  • The supervisor must commit to regular, long‑term supervision work and to promoting the student’s research work.
  • The supervisors must agree on the distribution of duties between them.
  • When drawing up the research plan, the supervisor must bear in mind that the target time for completing a doctoral degree and related studies is four years of full-time work.
  • The supervisor must arrange sufficient and equal time for all students under his or her supervision.
  • The supervisor must meet with the student regularly and treat all students under his or her supervision equally.
  • The supervisor must offer the doctoral student supervision on the practices and protocols of research work (research ethics, the preparation of research plans, scientific meetings, publishing, etc.).
  • The supervisor must offer the student support in joining the scientific community.
  • The supervisor must discuss research funding and funding opportunities with the student.
  • The supervisor must ensure that the doctoral student has access to continued supervision even in case of changes and propose the appointment of another supervisor as necessary.
  • The supervisor must ensure the quality of the dissertation manuscript and its eligibility for pre-examination.

The degree diploma may be awarded once the postgraduate student has completed all theoretical studies and his or her doctoral dissertation or Licentiate thesis has been approved.  In addition, the student must be registered for attendance or non-attendance at the University.  The diploma will not be prepared automatically; the student must submit a written request for a degree diploma to Viikki Student Services.

The instructions and the form for the request for degree diploma are in Flamma.

Licentiate thesis examiners are appointed by the Faculty Council. Licentiate theses are examined in accordance with the same guidelines and principles as doctoral dissertations. The Faculty Council grades the thesis on the basis of the examiners’ statements.

At the University of Helsinki there is a system for monitoring doctoral (postgraduate, PhD) students’ study progress.
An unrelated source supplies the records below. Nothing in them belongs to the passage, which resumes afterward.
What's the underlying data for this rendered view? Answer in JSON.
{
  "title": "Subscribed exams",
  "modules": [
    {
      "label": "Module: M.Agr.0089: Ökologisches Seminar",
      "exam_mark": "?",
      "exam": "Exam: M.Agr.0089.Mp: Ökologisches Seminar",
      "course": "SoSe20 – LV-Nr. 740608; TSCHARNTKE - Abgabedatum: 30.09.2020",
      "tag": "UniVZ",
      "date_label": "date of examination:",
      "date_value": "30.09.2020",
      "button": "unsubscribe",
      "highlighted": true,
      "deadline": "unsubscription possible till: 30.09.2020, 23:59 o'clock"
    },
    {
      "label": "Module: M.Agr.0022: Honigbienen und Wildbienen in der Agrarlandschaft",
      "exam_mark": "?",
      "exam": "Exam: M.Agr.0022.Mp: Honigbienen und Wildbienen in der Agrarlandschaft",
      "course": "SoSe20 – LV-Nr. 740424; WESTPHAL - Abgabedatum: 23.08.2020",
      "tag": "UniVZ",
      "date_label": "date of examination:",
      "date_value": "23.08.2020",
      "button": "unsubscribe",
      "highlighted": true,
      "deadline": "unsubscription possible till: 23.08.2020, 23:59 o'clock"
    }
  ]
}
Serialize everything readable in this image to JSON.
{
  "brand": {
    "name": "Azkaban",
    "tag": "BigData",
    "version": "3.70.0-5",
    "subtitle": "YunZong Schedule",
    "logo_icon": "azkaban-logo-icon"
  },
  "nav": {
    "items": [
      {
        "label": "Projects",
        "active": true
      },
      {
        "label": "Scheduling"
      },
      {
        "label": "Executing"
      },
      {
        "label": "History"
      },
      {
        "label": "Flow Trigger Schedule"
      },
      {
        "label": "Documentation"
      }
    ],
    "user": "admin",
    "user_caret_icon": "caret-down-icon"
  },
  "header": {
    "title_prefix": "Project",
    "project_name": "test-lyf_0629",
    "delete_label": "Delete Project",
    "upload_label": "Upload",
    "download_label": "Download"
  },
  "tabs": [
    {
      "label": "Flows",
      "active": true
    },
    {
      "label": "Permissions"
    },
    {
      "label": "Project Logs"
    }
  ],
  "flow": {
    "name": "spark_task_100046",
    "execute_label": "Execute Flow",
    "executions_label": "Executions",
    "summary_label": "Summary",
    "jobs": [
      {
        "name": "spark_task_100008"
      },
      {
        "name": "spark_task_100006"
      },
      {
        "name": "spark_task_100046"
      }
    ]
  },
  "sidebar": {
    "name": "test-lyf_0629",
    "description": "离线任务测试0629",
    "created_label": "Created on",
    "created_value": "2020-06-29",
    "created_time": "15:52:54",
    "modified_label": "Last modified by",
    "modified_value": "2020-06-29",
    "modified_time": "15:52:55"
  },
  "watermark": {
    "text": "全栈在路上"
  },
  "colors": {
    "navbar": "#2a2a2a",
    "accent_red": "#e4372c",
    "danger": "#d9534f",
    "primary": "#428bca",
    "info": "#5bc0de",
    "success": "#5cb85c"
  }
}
The system offers support and academic advice to doctoral students whose studies are in danger of being delayed.

The system screens out students who were granted the right to pursue a postgraduate degree six years ago or more, and who have not completed their degree. The study progress is surveyed annually in the spring.

As a doctoral student, if your degree is not completed before the end of the academic year (31 July), you must devise a personal study plan.

The screening does not affect your right to pursue a degree, but a registration block will be set. The registration block will be removed when you present a study plan that is approved by your faculty. After this you may register as an attending student and continue with your studies. Approved study plan is valid for three years at a time.

If the examination process for your dissertation manuscript has begun, but your degree will not be completed by the end of the academic year, contact the Doctoral study services to remove the registration block.

Otherwise, contact your supervisor and prepare a new, updated personal study plan. The personal study plan includes a postgraduate studies monitoring form and an updated study and research plan (free form, maximum three pages) approved by the professor in charge.
Postgraduate studies monitoring form word

Postgraduate students who have been granted doctoral study right before 1 January 2014 must join to doctoral programmes.